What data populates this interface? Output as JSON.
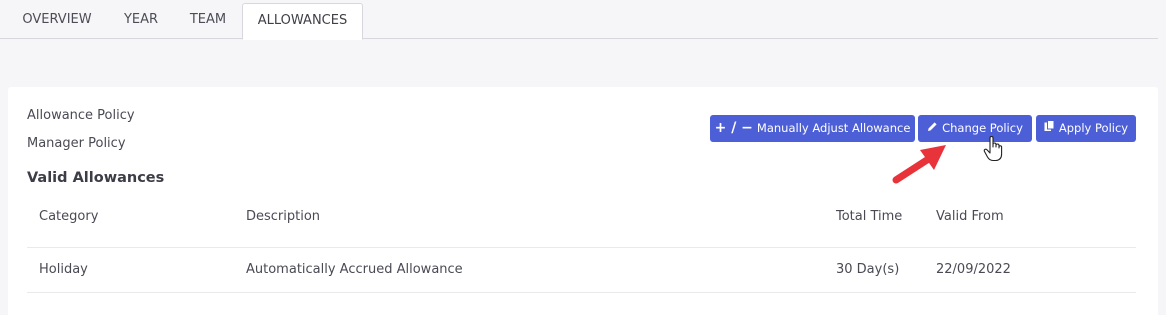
{
  "tabs": [
    {
      "label": "OVERVIEW"
    },
    {
      "label": "YEAR"
    },
    {
      "label": "TEAM"
    },
    {
      "label": "ALLOWANCES",
      "active": true
    }
  ],
  "policies": {
    "allowance_policy": "Allowance Policy",
    "manager_policy": "Manager Policy"
  },
  "section_title": "Valid Allowances",
  "buttons": {
    "adjust": {
      "icon": "plus-minus-icon",
      "icon_text": "+ / −",
      "label": "Manually Adjust Allowance"
    },
    "change": {
      "icon": "pencil-icon",
      "label": "Change Policy"
    },
    "apply": {
      "icon": "copy-icon",
      "label": "Apply Policy"
    }
  },
  "table": {
    "headers": [
      "Category",
      "Description",
      "Total Time",
      "Valid From"
    ],
    "rows": [
      [
        "Holiday",
        "Automatically Accrued Allowance",
        "30 Day(s)",
        "22/09/2022"
      ]
    ]
  },
  "colors": {
    "accent": "#4d5fd6",
    "annotation_arrow": "#e8333a"
  }
}
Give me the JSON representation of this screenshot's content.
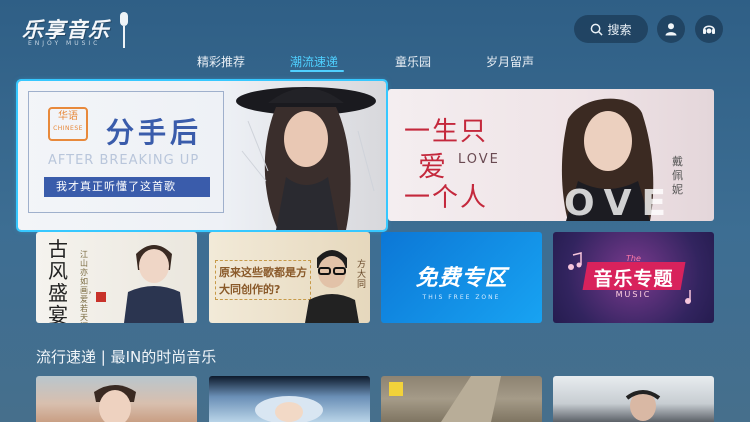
{
  "app": {
    "logo_text": "乐享音乐",
    "logo_sub": "ENJOY MUSIC"
  },
  "header": {
    "search_label": "搜索",
    "icons": [
      "search-icon",
      "user-icon",
      "headset-icon"
    ]
  },
  "nav": {
    "tabs": [
      {
        "label": "精彩推荐",
        "active": false
      },
      {
        "label": "潮流速递",
        "active": true
      },
      {
        "label": "童乐园",
        "active": false
      },
      {
        "label": "岁月留声",
        "active": false
      }
    ]
  },
  "banners": [
    {
      "badge_zh": "华语",
      "badge_en": "CHINESE",
      "title": "分手后",
      "subtitle_en": "AFTER BREAKING UP",
      "tagline": "我才真正听懂了这首歌",
      "focused": true
    },
    {
      "line1": "一生只",
      "line2": "爱",
      "love": "LOVE",
      "line3": "一个人",
      "artist": "戴佩妮",
      "overlay": "OVE"
    }
  ],
  "cards": [
    {
      "title": "古风盛宴",
      "subtitle": "江山亦如画，爱若天涯",
      "seal": "盛宴"
    },
    {
      "text": "原来这些歌都是方大同创作的?",
      "name": "方大同"
    },
    {
      "title": "免费专区",
      "subtitle": "THIS FREE ZONE"
    },
    {
      "title": "音乐专题",
      "the": "The",
      "music": "MUSIC"
    }
  ],
  "section": {
    "title": "流行速递 | 最IN的时尚音乐"
  },
  "colors": {
    "accent": "#4fd0ff",
    "focus_border": "#37c8ff",
    "background": "#3d6e93"
  }
}
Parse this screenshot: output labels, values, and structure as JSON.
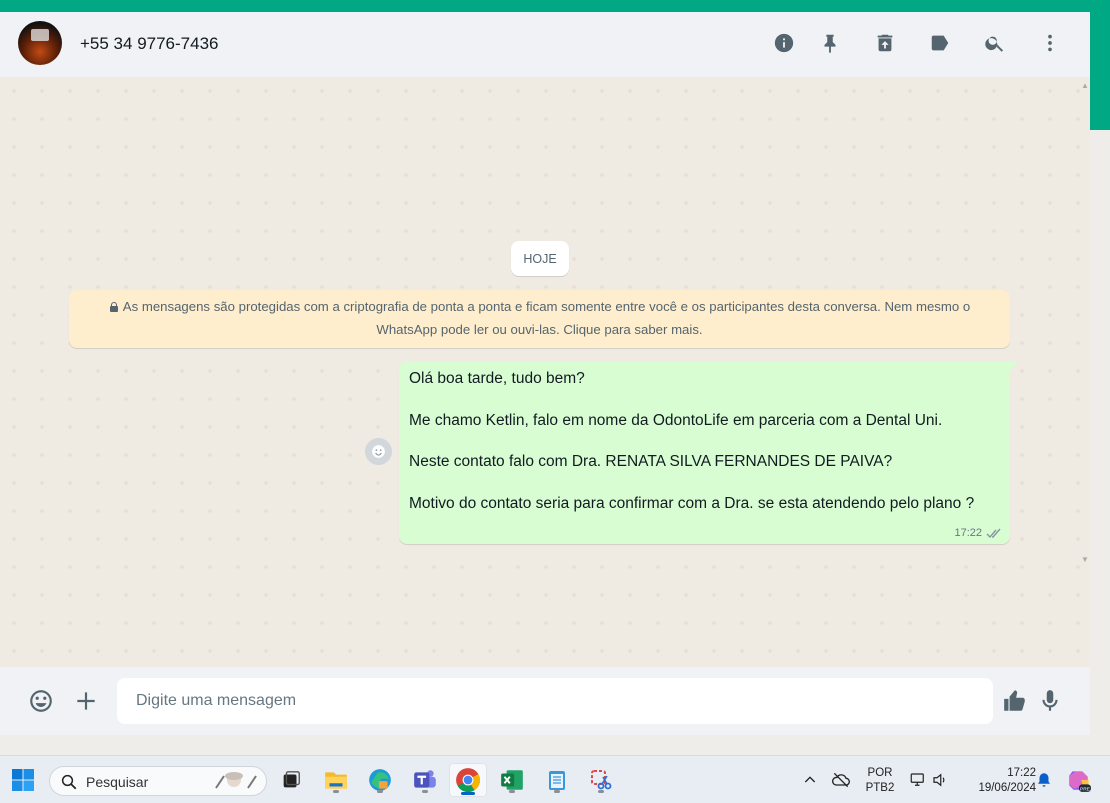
{
  "header": {
    "contact_name": "+55 34 9776-7436",
    "icons": [
      "info-icon",
      "pin-icon",
      "trash-icon",
      "label-icon",
      "search-icon",
      "more-vert-icon"
    ]
  },
  "chat": {
    "day_label": "HOJE",
    "encryption_notice": "As mensagens são protegidas com a criptografia de ponta a ponta e ficam somente entre você e os participantes desta conversa. Nem mesmo o WhatsApp pode ler ou ouvi-las. Clique para saber mais.",
    "message": {
      "lines": [
        "Olá boa tarde, tudo bem?",
        "Me chamo Ketlin, falo em nome da OdontoLife em parceria com a Dental Uni.",
        "Neste contato falo com Dra. RENATA SILVA FERNANDES DE PAIVA?",
        "Motivo do contato seria para confirmar com a Dra. se esta atendendo pelo plano ?"
      ],
      "time": "17:22",
      "status": "delivered-double-check"
    }
  },
  "composer": {
    "placeholder": "Digite uma mensagem"
  },
  "taskbar": {
    "search_label": "Pesquisar",
    "lang_top": "POR",
    "lang_bottom": "PTB2",
    "clock_time": "17:22",
    "clock_date": "19/06/2024"
  },
  "colors": {
    "accent": "#00a884",
    "outgoing_bubble": "#d9fdd3",
    "notice_bg": "#ffeecd",
    "chat_bg": "#efeae2"
  }
}
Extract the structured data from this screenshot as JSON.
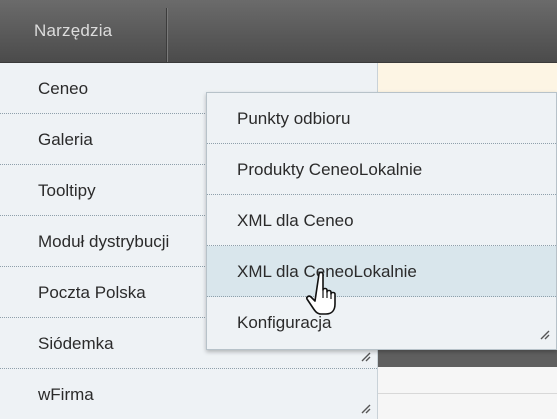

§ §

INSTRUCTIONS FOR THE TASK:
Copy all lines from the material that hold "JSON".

ANSWER SPACE:
What data populates this interface? Output as JSON.
Give me the JSON representation of this screenshot's content.
Parse this screenshot: output labels, values, and structure as JSON.
Extract the structured data from this screenshot as JSON.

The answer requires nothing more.